And if you’ve written an entire draft and realize your FPP doesn’t land within that range, it’s a deadly mistake to say, “well, that’s how to goes, there are no rules, this is my story…”, when a revision to push it back to that placement will, almost without fail, make your story better.

If this sounds formulaic, it’s not. 

Not even close.  Gravity is not formula, nor is it a choice.  The sidelines in football game is not formula, it just is.  The cooking time of a turkey is not formula, it simply dictates whether the end product is edible or not.

All of this – story included – is simple the physics of what works and what doesn’t.  It’s natural law.  It’s proven human experience.  It just is.

Every story that works becomes an example of the mission and placement of the First Plot Point itself, even if the author denies any knowledge of it.  Because that placement is the very embodiment of story sensibility, often the product of feedback (like, “your story takes too long to get going”) that leads to a more optimal placement and expositional-content of the FPP.

You can cut years off your learning curve by mastering this one element of structure. 

Because to gain that mastery, you’ll also need a firm command of dramatic theory and character arc, the two pillars of story in the first place.  And when you get there, you’ll be in command of a collective awareness that exceeds the sum of their separate parts… every time.


Join me and story coach Jennifer Blanchard in Portland April 3 through 7, for a deep dive into the full realm of story craft – definitions and criteria included – covering this and many more elements and essences of a successful story… a story so powerful it’s almost as if it’s on steroids… all presented in context to your writing process, whatever that might be.

Click HERE to go to the workshop’s website, where a dramatically-reduced tuition is now available.

Click HERE for a closer look at the four-day agenda.

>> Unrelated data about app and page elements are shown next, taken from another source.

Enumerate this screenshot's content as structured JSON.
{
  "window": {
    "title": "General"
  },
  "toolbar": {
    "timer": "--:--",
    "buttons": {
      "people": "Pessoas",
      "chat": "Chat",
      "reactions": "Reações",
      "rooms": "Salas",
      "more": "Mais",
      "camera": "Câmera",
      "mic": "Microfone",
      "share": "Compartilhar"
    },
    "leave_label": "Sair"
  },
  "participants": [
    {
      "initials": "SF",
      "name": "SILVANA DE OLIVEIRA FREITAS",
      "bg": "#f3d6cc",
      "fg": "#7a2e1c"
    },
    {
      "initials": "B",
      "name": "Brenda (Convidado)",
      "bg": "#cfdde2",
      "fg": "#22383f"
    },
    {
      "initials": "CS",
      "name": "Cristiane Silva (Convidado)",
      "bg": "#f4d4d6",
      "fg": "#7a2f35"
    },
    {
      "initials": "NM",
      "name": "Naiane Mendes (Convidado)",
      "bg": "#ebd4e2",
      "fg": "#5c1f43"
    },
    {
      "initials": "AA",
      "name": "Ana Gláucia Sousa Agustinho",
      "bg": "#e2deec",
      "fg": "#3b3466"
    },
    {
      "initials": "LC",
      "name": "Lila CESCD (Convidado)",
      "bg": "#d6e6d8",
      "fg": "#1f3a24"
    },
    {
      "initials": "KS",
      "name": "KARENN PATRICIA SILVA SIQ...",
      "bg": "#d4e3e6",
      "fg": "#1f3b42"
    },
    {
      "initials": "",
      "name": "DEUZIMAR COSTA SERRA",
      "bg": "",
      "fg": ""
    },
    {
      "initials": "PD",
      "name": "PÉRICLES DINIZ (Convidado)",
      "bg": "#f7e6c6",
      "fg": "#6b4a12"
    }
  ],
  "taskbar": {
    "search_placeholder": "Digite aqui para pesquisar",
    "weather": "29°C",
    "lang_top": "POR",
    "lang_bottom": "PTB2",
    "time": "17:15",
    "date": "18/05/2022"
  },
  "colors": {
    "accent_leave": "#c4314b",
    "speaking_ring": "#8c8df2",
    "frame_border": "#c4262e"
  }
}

 Click HERE for an earlier post that discusses more about this workshop from my point of view as a co-presenter.


Filed under 10 Part 101 craft series